- Ensure compliance by enforcing retention and disposition policies. As I discussed in my previous blog on the difference between archiving and backup, archiving is the solution for long term data retention. Archiving solutions, such as Informatica Data Archive, have integration points with records management software or provide built-in retention management to enforce the retention of data for a specified period based on policies. During that period, the immutability and authenticity of the archived data is ensured, and when the retention period expires, records are automatically purged after the appropriate review and approval process. Regulated data needs to be retained long enough to comply with regulations, but keeping data for too long can also become a legal liability. So it’s important that expired records are purged in a timely manner. Just keeping data in production databases indefinitely doesn’t help you to reduce your compliance and legal risks.

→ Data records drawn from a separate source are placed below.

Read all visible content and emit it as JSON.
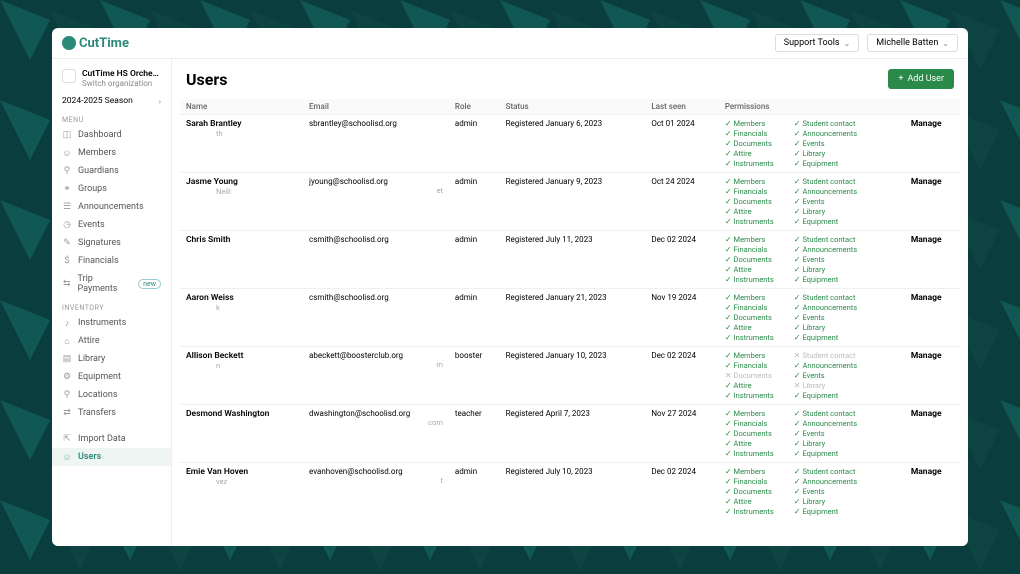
{
  "topbar": {
    "brand": "CutTime",
    "support": "Support Tools",
    "user": "Michelle Batten"
  },
  "org": {
    "name": "CutTime HS Orchestra...",
    "sub": "Switch organization",
    "season": "2024-2025 Season"
  },
  "menu": {
    "header1": "MENU",
    "items1": [
      {
        "icon": "◫",
        "label": "Dashboard"
      },
      {
        "icon": "☺",
        "label": "Members"
      },
      {
        "icon": "⚲",
        "label": "Guardians"
      },
      {
        "icon": "⚭",
        "label": "Groups"
      },
      {
        "icon": "☰",
        "label": "Announcements"
      },
      {
        "icon": "◷",
        "label": "Events"
      },
      {
        "icon": "✎",
        "label": "Signatures"
      },
      {
        "icon": "$",
        "label": "Financials"
      },
      {
        "icon": "⇆",
        "label": "Trip Payments",
        "badge": "new"
      }
    ],
    "header2": "INVENTORY",
    "items2": [
      {
        "icon": "♪",
        "label": "Instruments"
      },
      {
        "icon": "⌂",
        "label": "Attire"
      },
      {
        "icon": "▤",
        "label": "Library"
      },
      {
        "icon": "⚙",
        "label": "Equipment"
      },
      {
        "icon": "⚲",
        "label": "Locations"
      },
      {
        "icon": "⇄",
        "label": "Transfers"
      }
    ],
    "items3": [
      {
        "icon": "⇱",
        "label": "Import Data"
      },
      {
        "icon": "☺",
        "label": "Users",
        "active": true
      }
    ]
  },
  "page": {
    "title": "Users",
    "addBtn": "Add User"
  },
  "cols": {
    "name": "Name",
    "email": "Email",
    "role": "Role",
    "status": "Status",
    "lastSeen": "Last seen",
    "permissions": "Permissions",
    "manage": "Manage"
  },
  "permLabels": {
    "members": "Members",
    "financials": "Financials",
    "documents": "Documents",
    "attire": "Attire",
    "instruments": "Instruments",
    "studentContact": "Student contact",
    "announcements": "Announcements",
    "events": "Events",
    "library": "Library",
    "equipment": "Equipment"
  },
  "users": [
    {
      "name": "Sarah Brantley",
      "nameSuffix": "th",
      "email": "sbrantley@schoolisd.org",
      "role": "admin",
      "status": "Registered January 6, 2023",
      "lastSeen": "Oct 01 2024",
      "perms": {
        "members": true,
        "financials": true,
        "documents": true,
        "attire": true,
        "instruments": true,
        "studentContact": true,
        "announcements": true,
        "events": true,
        "library": true,
        "equipment": true
      }
    },
    {
      "name": "Jasme Young",
      "nameSuffix": "Neill",
      "email": "jyoung@schoolisd.org",
      "emailSuffix": "et",
      "role": "admin",
      "status": "Registered January 9, 2023",
      "lastSeen": "Oct 24 2024",
      "perms": {
        "members": true,
        "financials": true,
        "documents": true,
        "attire": true,
        "instruments": true,
        "studentContact": true,
        "announcements": true,
        "events": true,
        "library": true,
        "equipment": true
      }
    },
    {
      "name": "Chris Smith",
      "email": "csmith@schoolisd.org",
      "role": "admin",
      "status": "Registered July 11, 2023",
      "lastSeen": "Dec 02 2024",
      "perms": {
        "members": true,
        "financials": true,
        "documents": true,
        "attire": true,
        "instruments": true,
        "studentContact": true,
        "announcements": true,
        "events": true,
        "library": true,
        "equipment": true
      }
    },
    {
      "name": "Aaron Weiss",
      "nameSuffix": "k",
      "email": "csmith@schoolisd.org",
      "role": "admin",
      "status": "Registered January 21, 2023",
      "lastSeen": "Nov 19 2024",
      "perms": {
        "members": true,
        "financials": true,
        "documents": true,
        "attire": true,
        "instruments": true,
        "studentContact": true,
        "announcements": true,
        "events": true,
        "library": true,
        "equipment": true
      }
    },
    {
      "name": "Allison Beckett",
      "nameSuffix": "n",
      "email": "abeckett@boosterclub.org",
      "emailSuffix": "m",
      "role": "booster",
      "status": "Registered January 10, 2023",
      "lastSeen": "Dec 02 2024",
      "perms": {
        "members": true,
        "financials": true,
        "documents": false,
        "attire": true,
        "instruments": true,
        "studentContact": false,
        "announcements": true,
        "events": true,
        "library": false,
        "equipment": true
      }
    },
    {
      "name": "Desmond Washington",
      "email": "dwashington@schoolisd.org",
      "emailSuffix": "com",
      "role": "teacher",
      "status": "Registered April 7, 2023",
      "lastSeen": "Nov 27 2024",
      "perms": {
        "members": true,
        "financials": true,
        "documents": true,
        "attire": true,
        "instruments": true,
        "studentContact": true,
        "announcements": true,
        "events": true,
        "library": true,
        "equipment": true
      }
    },
    {
      "name": "Emie Van Hoven",
      "nameSuffix": "vez",
      "email": "evanhoven@schoolisd.org",
      "emailSuffix": "t",
      "role": "admin",
      "status": "Registered July 10, 2023",
      "lastSeen": "Dec 02 2024",
      "perms": {
        "members": true,
        "financials": true,
        "documents": true,
        "attire": true,
        "instruments": true,
        "studentContact": true,
        "announcements": true,
        "events": true,
        "library": true,
        "equipment": true
      }
    }
  ]
}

Implementing enterprise application and database archiving is just plain best practices. The best way to improve performance and reduce infrastructure and maintenance costs is to reduce the data volume in your production systems. Why increase overhead when you don’t have to? Today’s archiving solutions allow you to maintain easy access to the data after archival, so there is no reason to keep data around just for the sake of accessibility. By moving inactive but regulated data to a central archival store, you can uniformly enforce retention policies. At the same time, you can reduce the time and cost of eDiscovery by making all types of data centrally and easily searchable.
Many people ask me what additional benefits, can archiving provide when you already partition your database. The answer is two-fold:
- Archiving allows you to eliminate more data volumes from being processed to further improve response time.
- Partitioning doesn’t necessarily reduce your backup window. The only way to shorten your backup window is to remove data from your production database by archiving (or purging) it to another location.
Let me expand on these points. (more…)